PROVIDED MATERIAL
■ ■ ■ ■ ■ ■ ■
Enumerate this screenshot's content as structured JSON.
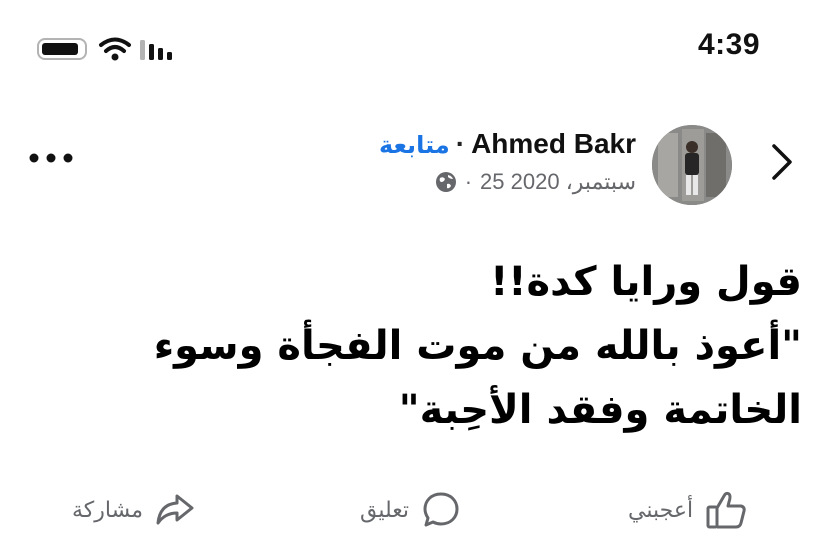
{
  "status_bar": {
    "time": "4:39",
    "icons": [
      "battery-icon",
      "wifi-icon",
      "cellular-signal-icon"
    ]
  },
  "post": {
    "author": "Ahmed Bakr",
    "separator": "·",
    "follow_label": "متابعة",
    "date": "25 سبتمبر، 2020",
    "date_separator": "·",
    "privacy_icon": "globe-icon",
    "text_lines": [
      "قول ورايا كدة!!",
      "\"أعوذ بالله من موت الفجأة وسوء",
      "الخاتمة وفقد الأحِبة\""
    ]
  },
  "actions": {
    "like_label": "أعجبني",
    "comment_label": "تعليق",
    "share_label": "مشاركة"
  },
  "colors": {
    "accent": "#1b74e4",
    "secondary_text": "#65676b"
  }
}
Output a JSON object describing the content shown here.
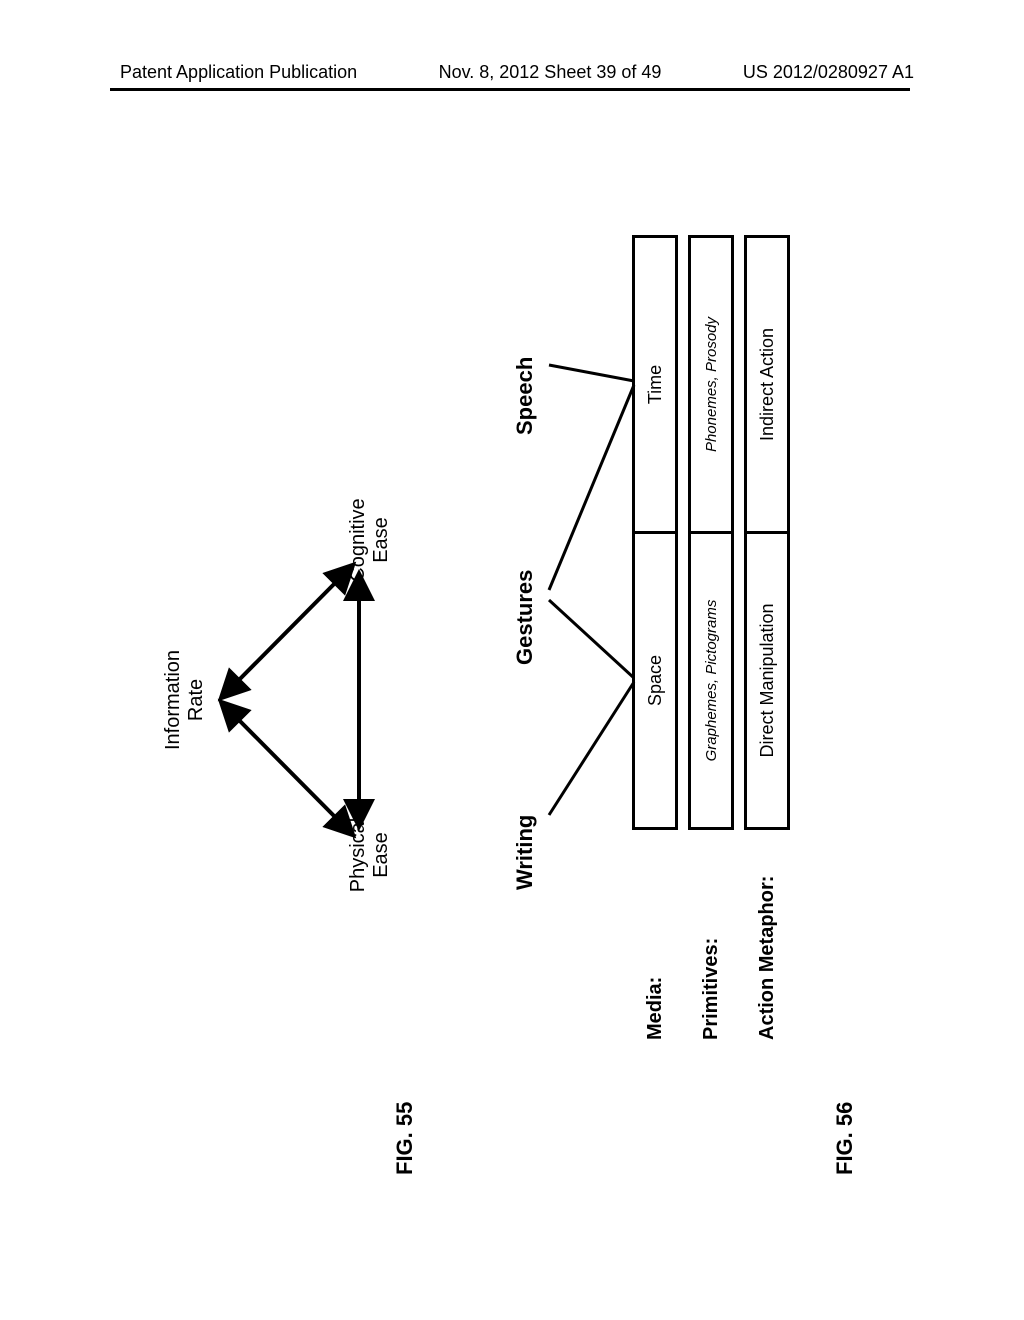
{
  "header": {
    "left": "Patent Application Publication",
    "mid": "Nov. 8, 2012  Sheet 39 of 49",
    "right": "US 2012/0280927 A1"
  },
  "fig55": {
    "label": "FIG. 55",
    "information_rate": "Information\nRate",
    "physical_ease": "Physical\nEase",
    "cognitive_ease": "Cognitive\nEase"
  },
  "fig56": {
    "label": "FIG. 56",
    "categories": {
      "writing": "Writing",
      "gestures": "Gestures",
      "speech": "Speech"
    },
    "rows": {
      "media": {
        "header": "Media:",
        "c1": "Space",
        "c2": "Time"
      },
      "primitives": {
        "header": "Primitives:",
        "c1": "Graphemes, Pictograms",
        "c2": "Phonemes, Prosody"
      },
      "action_metaphor": {
        "header": "Action Metaphor:",
        "c1": "Direct Manipulation",
        "c2": "Indirect Action"
      }
    }
  }
}
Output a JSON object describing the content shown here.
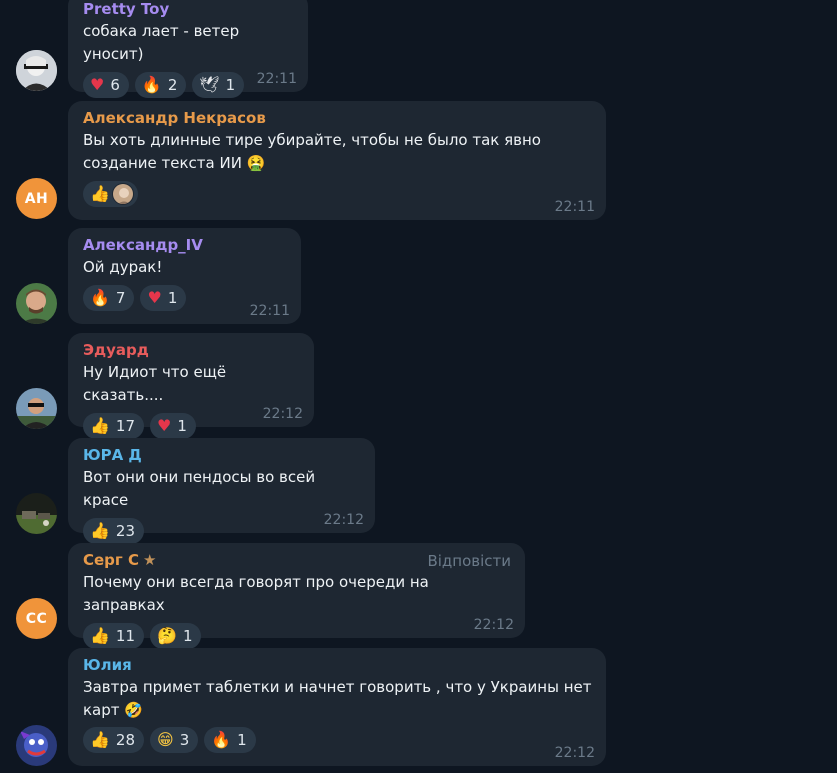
{
  "messages": [
    {
      "sender": "Pretty Toy",
      "sender_color": "#a68cf0",
      "text": "собака лает - ветер уносит)",
      "time": "22:11",
      "reactions": [
        {
          "icon": "heart-icon",
          "glyph": "♥",
          "count": "6"
        },
        {
          "icon": "fire-icon",
          "glyph": "🔥",
          "count": "2"
        },
        {
          "icon": "dove-icon",
          "glyph": "🕊",
          "count": "1"
        }
      ]
    },
    {
      "sender": "Александр Некрасов",
      "sender_color": "#e79a4a",
      "initials": "АН",
      "text": "Вы хоть длинные тире убирайте, чтобы не было так явно\nсоздание текста ИИ 🤮",
      "time": "22:11",
      "reactions": [
        {
          "icon": "thumbs-up-icon",
          "glyph": "👍",
          "count": ""
        }
      ]
    },
    {
      "sender": "Александр_IV",
      "sender_color": "#a68cf0",
      "text": "Ой дурак!",
      "time": "22:11",
      "reactions": [
        {
          "icon": "fire-icon",
          "glyph": "🔥",
          "count": "7"
        },
        {
          "icon": "heart-icon",
          "glyph": "♥",
          "count": "1"
        }
      ]
    },
    {
      "sender": "Эдуард",
      "sender_color": "#e85c5c",
      "text": "Ну Идиот что ещё сказать....",
      "time": "22:12",
      "reactions": [
        {
          "icon": "thumbs-up-icon",
          "glyph": "👍",
          "count": "17"
        },
        {
          "icon": "heart-icon",
          "glyph": "♥",
          "count": "1"
        }
      ]
    },
    {
      "sender": "ЮРА Д",
      "sender_color": "#5ab6e8",
      "text": "Вот они они пендосы во всей красе",
      "time": "22:12",
      "reactions": [
        {
          "icon": "thumbs-up-icon",
          "glyph": "👍",
          "count": "23"
        }
      ]
    },
    {
      "sender": "Серг С",
      "sender_color": "#e79a4a",
      "initials": "CC",
      "reply_label": "Відповісти",
      "text": "Почему они всегда говорят про очереди на заправках",
      "time": "22:12",
      "reactions": [
        {
          "icon": "thumbs-up-icon",
          "glyph": "👍",
          "count": "11"
        },
        {
          "icon": "thinking-face-icon",
          "glyph": "🤔",
          "count": "1"
        }
      ]
    },
    {
      "sender": "Юлия",
      "sender_color": "#5ab6e8",
      "text": "Завтра примет таблетки и начнет говорить , что у Украины нет\nкарт 🤣",
      "time": "22:12",
      "reactions": [
        {
          "icon": "thumbs-up-icon",
          "glyph": "👍",
          "count": "28"
        },
        {
          "icon": "grinning-face-icon",
          "glyph": "😁",
          "count": "3"
        },
        {
          "icon": "fire-icon",
          "glyph": "🔥",
          "count": "1"
        }
      ]
    }
  ]
}
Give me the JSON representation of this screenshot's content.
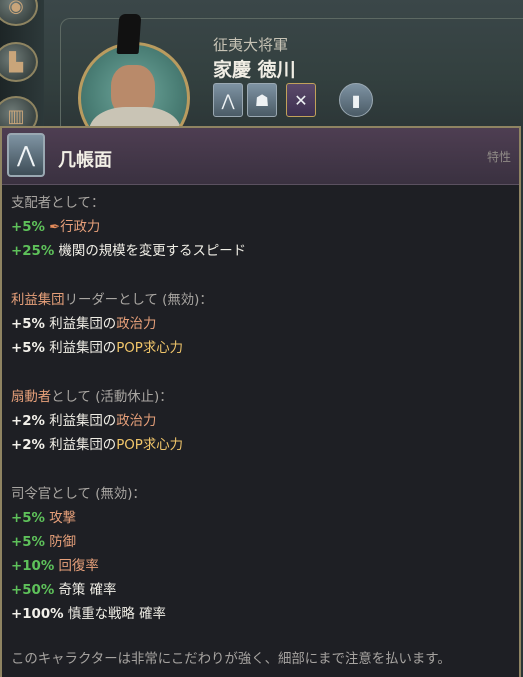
{
  "character": {
    "title": "征夷大将軍",
    "name": "家慶 徳川",
    "trait_icons": [
      "tweezers-icon",
      "monk-icon",
      "windmill-icon",
      "candles-icon"
    ]
  },
  "side_buttons": [
    "map-icon",
    "factory-icon",
    "building-icon"
  ],
  "tooltip": {
    "icon": "tweezers-icon",
    "title": "几帳面",
    "type_label": "特性",
    "ruler": {
      "heading": "支配者として：",
      "items": [
        {
          "value": "+5%",
          "icon": "bureaucracy-icon",
          "label": "行政力"
        },
        {
          "value": "+25%",
          "label": "機関の規模を変更するスピード"
        }
      ]
    },
    "ig_leader": {
      "heading_highlight": "利益集団",
      "heading_rest": "リーダーとして (無効)：",
      "items": [
        {
          "value": "+5%",
          "label_a": "利益集団の",
          "label_b": "政治力"
        },
        {
          "value": "+5%",
          "label_a": "利益集団の",
          "label_b": "POP求心力"
        }
      ]
    },
    "agitator": {
      "heading_highlight": "扇動者",
      "heading_rest": "として (活動休止)：",
      "items": [
        {
          "value": "+2%",
          "label_a": "利益集団の",
          "label_b": "政治力"
        },
        {
          "value": "+2%",
          "label_a": "利益集団の",
          "label_b": "POP求心力"
        }
      ]
    },
    "commander": {
      "heading": "司令官として (無効)：",
      "items": [
        {
          "value": "+5%",
          "label": "攻撃"
        },
        {
          "value": "+5%",
          "label": "防御"
        },
        {
          "value": "+10%",
          "label": "回復率"
        },
        {
          "value": "+50%",
          "label": "奇策 確率"
        },
        {
          "value": "+100%",
          "label": "慎重な戦略 確率"
        }
      ]
    },
    "description": "このキャラクターは非常にこだわりが強く、細部にまで注意を払います。"
  },
  "colors": {
    "positive": "#5ec15a",
    "highlight": "#e7a07a",
    "border_gold": "#8f8462"
  }
}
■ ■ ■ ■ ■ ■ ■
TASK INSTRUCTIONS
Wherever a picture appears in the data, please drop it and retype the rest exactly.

OUTPUT FOR THIS TASK
Enumerate this screenshot's content as structured JSON.
{
  "status_bar": {
    "time": "4:39",
    "icons": [
      "battery-icon",
      "wifi-icon",
      "cellular-signal-icon"
    ]
  },
  "post": {
    "author": "Ahmed Bakr",
    "separator": "·",
    "follow_label": "متابعة",
    "date": "25 سبتمبر، 2020",
    "date_separator": "·",
    "privacy_icon": "globe-icon",
    "text_lines": [
      "قول ورايا كدة!!",
      "\"أعوذ بالله من موت الفجأة وسوء",
      "الخاتمة وفقد الأحِبة\""
    ]
  },
  "actions": {
    "like_label": "أعجبني",
    "comment_label": "تعليق",
    "share_label": "مشاركة"
  },
  "colors": {
    "accent": "#1b74e4",
    "secondary_text": "#65676b"
  }
}
Output a JSON object describing the content shown here.
{
  "header": {
    "left": "Patent Application Publication",
    "mid": "Nov. 8, 2012  Sheet 39 of 49",
    "right": "US 2012/0280927 A1"
  },
  "fig55": {
    "label": "FIG. 55",
    "information_rate": "Information\nRate",
    "physical_ease": "Physical\nEase",
    "cognitive_ease": "Cognitive\nEase"
  },
  "fig56": {
    "label": "FIG. 56",
    "categories": {
      "writing": "Writing",
      "gestures": "Gestures",
      "speech": "Speech"
    },
    "rows": {
      "media": {
        "header": "Media:",
        "c1": "Space",
        "c2": "Time"
      },
      "primitives": {
        "header": "Primitives:",
        "c1": "Graphemes, Pictograms",
        "c2": "Phonemes, Prosody"
      },
      "action_metaphor": {
        "header": "Action Metaphor:",
        "c1": "Direct Manipulation",
        "c2": "Indirect Action"
      }
    }
  }
}
Output a JSON object describing the content shown here.
{
  "messages": [
    {
      "sender": "Pretty Toy",
      "sender_color": "#a68cf0",
      "text": "собака лает - ветер уносит)",
      "time": "22:11",
      "reactions": [
        {
          "icon": "heart-icon",
          "glyph": "♥",
          "count": "6"
        },
        {
          "icon": "fire-icon",
          "glyph": "🔥",
          "count": "2"
        },
        {
          "icon": "dove-icon",
          "glyph": "🕊",
          "count": "1"
        }
      ]
    },
    {
      "sender": "Александр Некрасов",
      "sender_color": "#e79a4a",
      "initials": "АН",
      "text": "Вы хоть длинные тире убирайте, чтобы не было так явно\nсоздание текста ИИ 🤮",
      "time": "22:11",
      "reactions": [
        {
          "icon": "thumbs-up-icon",
          "glyph": "👍",
          "count": ""
        }
      ]
    },
    {
      "sender": "Александр_IV",
      "sender_color": "#a68cf0",
      "text": "Ой дурак!",
      "time": "22:11",
      "reactions": [
        {
          "icon": "fire-icon",
          "glyph": "🔥",
          "count": "7"
        },
        {
          "icon": "heart-icon",
          "glyph": "♥",
          "count": "1"
        }
      ]
    },
    {
      "sender": "Эдуард",
      "sender_color": "#e85c5c",
      "text": "Ну Идиот что ещё сказать....",
      "time": "22:12",
      "reactions": [
        {
          "icon": "thumbs-up-icon",
          "glyph": "👍",
          "count": "17"
        },
        {
          "icon": "heart-icon",
          "glyph": "♥",
          "count": "1"
        }
      ]
    },
    {
      "sender": "ЮРА Д",
      "sender_color": "#5ab6e8",
      "text": "Вот они они пендосы во всей красе",
      "time": "22:12",
      "reactions": [
        {
          "icon": "thumbs-up-icon",
          "glyph": "👍",
          "count": "23"
        }
      ]
    },
    {
      "sender": "Серг С",
      "sender_color": "#e79a4a",
      "initials": "CC",
      "reply_label": "Відповісти",
      "text": "Почему они всегда говорят про очереди на заправках",
      "time": "22:12",
      "reactions": [
        {
          "icon": "thumbs-up-icon",
          "glyph": "👍",
          "count": "11"
        },
        {
          "icon": "thinking-face-icon",
          "glyph": "🤔",
          "count": "1"
        }
      ]
    },
    {
      "sender": "Юлия",
      "sender_color": "#5ab6e8",
      "text": "Завтра примет таблетки и начнет говорить , что у Украины нет\nкарт 🤣",
      "time": "22:12",
      "reactions": [
        {
          "icon": "thumbs-up-icon",
          "glyph": "👍",
          "count": "28"
        },
        {
          "icon": "grinning-face-icon",
          "glyph": "😁",
          "count": "3"
        },
        {
          "icon": "fire-icon",
          "glyph": "🔥",
          "count": "1"
        }
      ]
    }
  ]
}
Give me the JSON representation of this screenshot's content.
{
  "character": {
    "title": "征夷大将軍",
    "name": "家慶 徳川",
    "trait_icons": [
      "tweezers-icon",
      "monk-icon",
      "windmill-icon",
      "candles-icon"
    ]
  },
  "side_buttons": [
    "map-icon",
    "factory-icon",
    "building-icon"
  ],
  "tooltip": {
    "icon": "tweezers-icon",
    "title": "几帳面",
    "type_label": "特性",
    "ruler": {
      "heading": "支配者として：",
      "items": [
        {
          "value": "+5%",
          "icon": "bureaucracy-icon",
          "label": "行政力"
        },
        {
          "value": "+25%",
          "label": "機関の規模を変更するスピード"
        }
      ]
    },
    "ig_leader": {
      "heading_highlight": "利益集団",
      "heading_rest": "リーダーとして (無効)：",
      "items": [
        {
          "value": "+5%",
          "label_a": "利益集団の",
          "label_b": "政治力"
        },
        {
          "value": "+5%",
          "label_a": "利益集団の",
          "label_b": "POP求心力"
        }
      ]
    },
    "agitator": {
      "heading_highlight": "扇動者",
      "heading_rest": "として (活動休止)：",
      "items": [
        {
          "value": "+2%",
          "label_a": "利益集団の",
          "label_b": "政治力"
        },
        {
          "value": "+2%",
          "label_a": "利益集団の",
          "label_b": "POP求心力"
        }
      ]
    },
    "commander": {
      "heading": "司令官として (無効)：",
      "items": [
        {
          "value": "+5%",
          "label": "攻撃"
        },
        {
          "value": "+5%",
          "label": "防御"
        },
        {
          "value": "+10%",
          "label": "回復率"
        },
        {
          "value": "+50%",
          "label": "奇策 確率"
        },
        {
          "value": "+100%",
          "label": "慎重な戦略 確率"
        }
      ]
    },
    "description": "このキャラクターは非常にこだわりが強く、細部にまで注意を払います。"
  },
  "colors": {
    "positive": "#5ec15a",
    "highlight": "#e7a07a",
    "border_gold": "#8f8462"
  }
}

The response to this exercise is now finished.